RECORD SET >>
*** Begin section ***
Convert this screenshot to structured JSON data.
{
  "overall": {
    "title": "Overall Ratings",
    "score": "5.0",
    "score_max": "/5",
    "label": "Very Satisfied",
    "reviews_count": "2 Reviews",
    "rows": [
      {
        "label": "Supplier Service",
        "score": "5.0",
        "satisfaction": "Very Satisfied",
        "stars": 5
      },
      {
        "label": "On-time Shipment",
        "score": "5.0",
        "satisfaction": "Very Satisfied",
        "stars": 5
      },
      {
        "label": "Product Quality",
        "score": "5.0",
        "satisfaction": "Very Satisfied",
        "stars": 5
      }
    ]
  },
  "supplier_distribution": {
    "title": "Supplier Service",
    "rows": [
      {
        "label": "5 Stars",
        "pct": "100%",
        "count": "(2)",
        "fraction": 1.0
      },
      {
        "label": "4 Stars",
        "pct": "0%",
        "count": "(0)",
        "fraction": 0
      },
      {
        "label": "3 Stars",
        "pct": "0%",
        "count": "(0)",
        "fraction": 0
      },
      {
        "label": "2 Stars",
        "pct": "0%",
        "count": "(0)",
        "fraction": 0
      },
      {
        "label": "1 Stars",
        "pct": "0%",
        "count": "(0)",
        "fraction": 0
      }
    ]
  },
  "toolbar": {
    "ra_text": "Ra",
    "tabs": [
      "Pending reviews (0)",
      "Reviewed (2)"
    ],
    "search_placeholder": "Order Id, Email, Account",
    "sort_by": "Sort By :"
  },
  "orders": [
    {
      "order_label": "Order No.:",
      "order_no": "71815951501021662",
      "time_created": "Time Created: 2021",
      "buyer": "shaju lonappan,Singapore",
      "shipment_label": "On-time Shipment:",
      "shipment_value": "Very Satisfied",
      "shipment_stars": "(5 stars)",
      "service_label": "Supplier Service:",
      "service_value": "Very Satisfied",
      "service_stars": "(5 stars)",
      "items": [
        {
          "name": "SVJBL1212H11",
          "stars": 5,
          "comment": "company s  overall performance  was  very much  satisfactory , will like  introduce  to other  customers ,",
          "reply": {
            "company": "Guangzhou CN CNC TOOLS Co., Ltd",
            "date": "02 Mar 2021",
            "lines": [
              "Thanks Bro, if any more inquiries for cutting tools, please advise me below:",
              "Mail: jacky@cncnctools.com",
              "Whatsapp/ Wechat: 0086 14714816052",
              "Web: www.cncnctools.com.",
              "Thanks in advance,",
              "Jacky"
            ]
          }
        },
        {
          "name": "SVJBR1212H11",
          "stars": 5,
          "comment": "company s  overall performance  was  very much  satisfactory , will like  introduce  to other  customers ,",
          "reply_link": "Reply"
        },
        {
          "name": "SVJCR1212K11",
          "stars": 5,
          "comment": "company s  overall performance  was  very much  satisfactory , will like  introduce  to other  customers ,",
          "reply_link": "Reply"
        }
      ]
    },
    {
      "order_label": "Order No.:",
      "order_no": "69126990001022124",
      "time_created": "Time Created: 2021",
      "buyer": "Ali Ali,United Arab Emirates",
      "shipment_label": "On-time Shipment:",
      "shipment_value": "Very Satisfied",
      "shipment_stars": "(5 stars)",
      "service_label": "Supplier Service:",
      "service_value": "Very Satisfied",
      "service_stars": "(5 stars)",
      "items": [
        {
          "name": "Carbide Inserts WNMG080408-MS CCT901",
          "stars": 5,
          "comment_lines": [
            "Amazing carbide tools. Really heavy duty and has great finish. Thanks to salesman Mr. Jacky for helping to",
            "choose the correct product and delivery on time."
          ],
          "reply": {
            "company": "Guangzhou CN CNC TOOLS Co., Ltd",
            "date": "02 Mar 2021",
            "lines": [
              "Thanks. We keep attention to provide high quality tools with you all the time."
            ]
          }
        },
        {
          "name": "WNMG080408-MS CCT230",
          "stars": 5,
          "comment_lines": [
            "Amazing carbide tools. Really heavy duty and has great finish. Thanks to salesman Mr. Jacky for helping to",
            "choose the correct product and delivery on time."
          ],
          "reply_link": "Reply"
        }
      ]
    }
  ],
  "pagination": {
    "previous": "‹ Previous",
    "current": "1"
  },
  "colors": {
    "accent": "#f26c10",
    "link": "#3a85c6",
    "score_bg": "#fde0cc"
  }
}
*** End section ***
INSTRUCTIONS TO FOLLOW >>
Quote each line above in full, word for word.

RESPONSE TO THE EXERCISE >>
Convert this screenshot to structured JSON data.
{
  "overall": {
    "title": "Overall Ratings",
    "score": "5.0",
    "score_max": "/5",
    "label": "Very Satisfied",
    "reviews_count": "2 Reviews",
    "rows": [
      {
        "label": "Supplier Service",
        "score": "5.0",
        "satisfaction": "Very Satisfied",
        "stars": 5
      },
      {
        "label": "On-time Shipment",
        "score": "5.0",
        "satisfaction": "Very Satisfied",
        "stars": 5
      },
      {
        "label": "Product Quality",
        "score": "5.0",
        "satisfaction": "Very Satisfied",
        "stars": 5
      }
    ]
  },
  "supplier_distribution": {
    "title": "Supplier Service",
    "rows": [
      {
        "label": "5 Stars",
        "pct": "100%",
        "count": "(2)",
        "fraction": 1.0
      },
      {
        "label": "4 Stars",
        "pct": "0%",
        "count": "(0)",
        "fraction": 0
      },
      {
        "label": "3 Stars",
        "pct": "0%",
        "count": "(0)",
        "fraction": 0
      },
      {
        "label": "2 Stars",
        "pct": "0%",
        "count": "(0)",
        "fraction": 0
      },
      {
        "label": "1 Stars",
        "pct": "0%",
        "count": "(0)",
        "fraction": 0
      }
    ]
  },
  "toolbar": {
    "ra_text": "Ra",
    "tabs": [
      "Pending reviews (0)",
      "Reviewed (2)"
    ],
    "search_placeholder": "Order Id, Email, Account",
    "sort_by": "Sort By :"
  },
  "orders": [
    {
      "order_label": "Order No.:",
      "order_no": "71815951501021662",
      "time_created": "Time Created: 2021",
      "buyer": "shaju lonappan,Singapore",
      "shipment_label": "On-time Shipment:",
      "shipment_value": "Very Satisfied",
      "shipment_stars": "(5 stars)",
      "service_label": "Supplier Service:",
      "service_value": "Very Satisfied",
      "service_stars": "(5 stars)",
      "items": [
        {
          "name": "SVJBL1212H11",
          "stars": 5,
          "comment": "company s  overall performance  was  very much  satisfactory , will like  introduce  to other  customers ,",
          "reply": {
            "company": "Guangzhou CN CNC TOOLS Co., Ltd",
            "date": "02 Mar 2021",
            "lines": [
              "Thanks Bro, if any more inquiries for cutting tools, please advise me below:",
              "Mail: jacky@cncnctools.com",
              "Whatsapp/ Wechat: 0086 14714816052",
              "Web: www.cncnctools.com.",
              "Thanks in advance,",
              "Jacky"
            ]
          }
        },
        {
          "name": "SVJBR1212H11",
          "stars": 5,
          "comment": "company s  overall performance  was  very much  satisfactory , will like  introduce  to other  customers ,",
          "reply_link": "Reply"
        },
        {
          "name": "SVJCR1212K11",
          "stars": 5,
          "comment": "company s  overall performance  was  very much  satisfactory , will like  introduce  to other  customers ,",
          "reply_link": "Reply"
        }
      ]
    },
    {
      "order_label": "Order No.:",
      "order_no": "69126990001022124",
      "time_created": "Time Created: 2021",
      "buyer": "Ali Ali,United Arab Emirates",
      "shipment_label": "On-time Shipment:",
      "shipment_value": "Very Satisfied",
      "shipment_stars": "(5 stars)",
      "service_label": "Supplier Service:",
      "service_value": "Very Satisfied",
      "service_stars": "(5 stars)",
      "items": [
        {
          "name": "Carbide Inserts WNMG080408-MS CCT901",
          "stars": 5,
          "comment_lines": [
            "Amazing carbide tools. Really heavy duty and has great finish. Thanks to salesman Mr. Jacky for helping to",
            "choose the correct product and delivery on time."
          ],
          "reply": {
            "company": "Guangzhou CN CNC TOOLS Co., Ltd",
            "date": "02 Mar 2021",
            "lines": [
              "Thanks. We keep attention to provide high quality tools with you all the time."
            ]
          }
        },
        {
          "name": "WNMG080408-MS CCT230",
          "stars": 5,
          "comment_lines": [
            "Amazing carbide tools. Really heavy duty and has great finish. Thanks to salesman Mr. Jacky for helping to",
            "choose the correct product and delivery on time."
          ],
          "reply_link": "Reply"
        }
      ]
    }
  ],
  "pagination": {
    "previous": "‹ Previous",
    "current": "1"
  },
  "colors": {
    "accent": "#f26c10",
    "link": "#3a85c6",
    "score_bg": "#fde0cc"
  }
}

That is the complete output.